Daniel Plaza-Bonilla1, Pablo Vinas1, Carlos Cantero-Martinez1 and Jorge Alvaro-Fuentes2, (1)Crop and Forest Sciences Department, University of Lleida, Lleida, Spain (2)Departamento de Suelo y Agua, Estación Experimental de Aula Dei (CSIC), Zaragoza, Spain

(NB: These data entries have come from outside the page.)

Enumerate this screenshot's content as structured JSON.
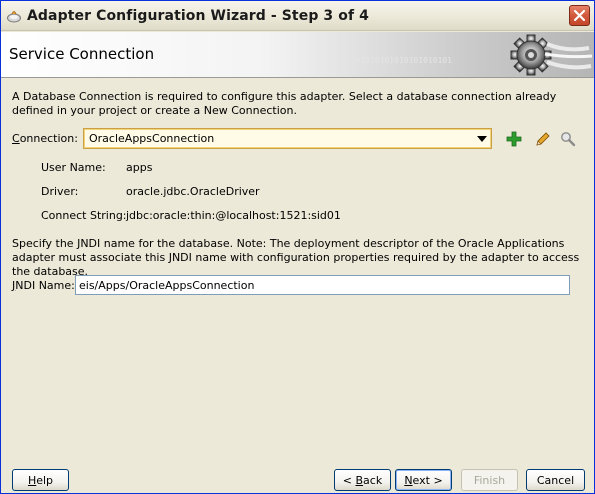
{
  "window": {
    "title": "Adapter Configuration Wizard - Step 3 of 4"
  },
  "header": {
    "title": "Service Connection",
    "watermark": "0101010101010101010101"
  },
  "intro_text": "A Database Connection is required to configure this adapter. Select a database connection already defined in your project or create a New Connection.",
  "connection": {
    "label_prefix": "",
    "label_mnemonic": "C",
    "label_rest": "onnection:",
    "selected": "OracleAppsConnection"
  },
  "info": {
    "user_name_label": "User Name:",
    "user_name_value": "apps",
    "driver_label": "Driver:",
    "driver_value": "oracle.jdbc.OracleDriver",
    "connect_string_label": "Connect String:",
    "connect_string_value": "jdbc:oracle:thin:@localhost:1521:sid01"
  },
  "jndi": {
    "description": "Specify the JNDI name for the database.  Note: The deployment descriptor of the Oracle Applications adapter must associate this JNDI name with configuration properties required by the adapter to access the database.",
    "label_mnemonic": "J",
    "label_rest": "NDI Name:",
    "value": "eis/Apps/OracleAppsConnection"
  },
  "buttons": {
    "help_mnemonic": "H",
    "help_rest": "elp",
    "back_prefix": "< ",
    "back_mnemonic": "B",
    "back_rest": "ack",
    "next_mnemonic": "N",
    "next_rest": "ext >",
    "finish": "Finish",
    "cancel": "Cancel"
  },
  "icons": {
    "app": "oracle-wizard-icon",
    "close": "close-icon",
    "add": "add-icon",
    "edit": "pencil-icon",
    "browse": "magnifier-icon"
  },
  "colors": {
    "add_green": "#2e9b2e",
    "close_red": "#d25a3c",
    "select_border": "#caa042"
  }
}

No-tillage is widely accepted as a soil management practice that has the potential to increase the soil organic carbon (SOC) pool contributing to mitigate CO2 increase in the atmosphere. However, few studies have attempted to quantify the role of NT maintenance over time on SOC protection within aggregates. The objective of this work was to study the effects of a NT chronosequence on soil aggregation and SOC protection in a dryland Mediterranean agroecosystem located in NE Spain. A NT chronosequence was established with five phases: (i) conventional tillage (CT); (ii) NT for 1 year (NT-1); (iii) NT for 4 years (NT-4); (iv) NT for 11 years (NT- 11) and (v) NT for 20 years (NT-20). Water-stable aggregates and their C concentration and total SOC were measured for every chronosequence phase from four soil depths (i.e., 0-5, 5-10, 10- 20, 20-30 cm). Water-stable large macroaggregates (2-8 mm) were 0.02, 0.12, 0.32 and 0.31 g g-1 dry soil for the NT-1, NT-4, NT-11 and NT-20 phases, respectively. Following a similar trend, SOC level reached its maximum after 11 years under NT in soil surface. Significant differences were also found on the C concentration within microaggregates with 10.2, 10.1, 16.4, 18.1 and 19.1 g C kg-1 for the CT, NT-1, NT-4, NT-11 and NT-20, respectively. In Mediterranean semiarid agroecosystems, SOC protection is maximized when NT is maintained over time due to the increase in the proportion of water-stable macroaggregates and microaggregate-C concentration.